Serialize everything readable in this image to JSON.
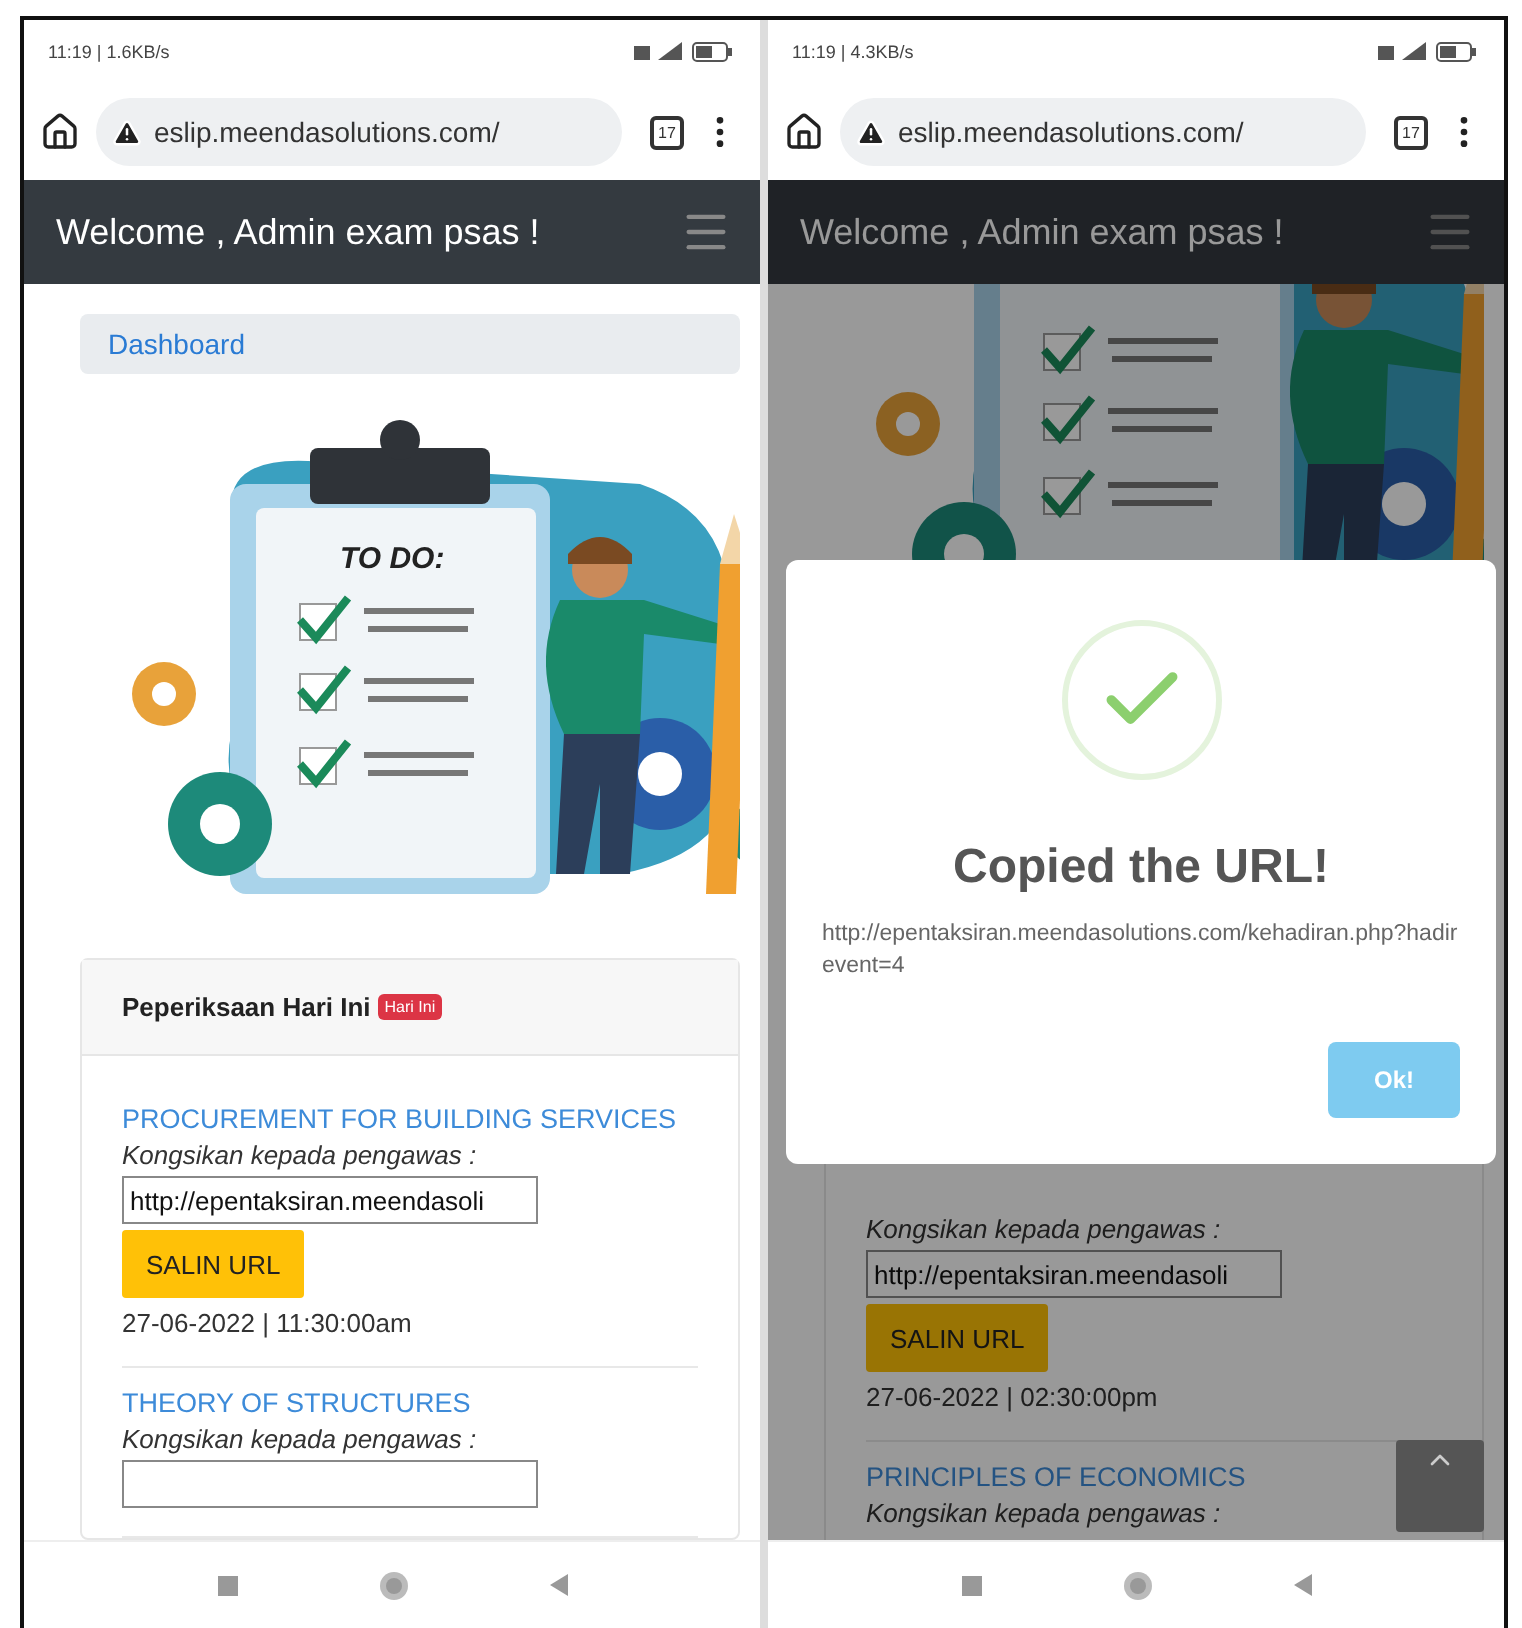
{
  "screens": [
    {
      "status_bar": {
        "time": "11:19 | 1.6KB/s"
      },
      "browser": {
        "url": "eslip.meendasolutions.com/",
        "tab_count": "17"
      },
      "header": {
        "title": "Welcome , Admin exam psas !"
      },
      "breadcrumb": "Dashboard",
      "illustration": {
        "label": "TO DO:",
        "scrolled": false
      },
      "card": {
        "title": "Peperiksaan Hari Ini",
        "badge": "Hari Ini",
        "exams": [
          {
            "title": "PROCUREMENT FOR BUILDING SERVICES",
            "label": "Kongsikan kepada pengawas :",
            "url": "http://epentaksiran.meendasoli",
            "field_shown": true,
            "button": "SALIN URL",
            "datetime": "27-06-2022 | 11:30:00am"
          },
          {
            "title": "THEORY OF STRUCTURES",
            "label": "Kongsikan kepada pengawas :",
            "field_shown": true
          }
        ]
      }
    },
    {
      "status_bar": {
        "time": "11:19 | 4.3KB/s"
      },
      "browser": {
        "url": "eslip.meendasolutions.com/",
        "tab_count": "17"
      },
      "header": {
        "title": "Welcome , Admin exam psas !"
      },
      "dimmed": true,
      "illustration": {
        "scrolled": true
      },
      "card": {
        "exams": [
          {
            "label": "Kongsikan kepada pengawas :",
            "url": "http://epentaksiran.meendasoli",
            "field_shown": true,
            "button": "SALIN URL",
            "datetime": "27-06-2022 | 02:30:00pm"
          },
          {
            "title": "PRINCIPLES OF ECONOMICS",
            "label": "Kongsikan kepada pengawas :"
          }
        ]
      },
      "scroll_top_button": true,
      "dialog": {
        "title": "Copied the URL!",
        "text": "http://epentaksiran.meendasolutions.com/kehadiran.php?hadirevent=4",
        "button": "Ok!"
      }
    }
  ]
}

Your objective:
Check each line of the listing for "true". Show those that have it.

Written answer:
            "field_shown": true,
            "field_shown": true
      "dimmed": true,
        "scrolled": true
            "field_shown": true,
      "scroll_top_button": true,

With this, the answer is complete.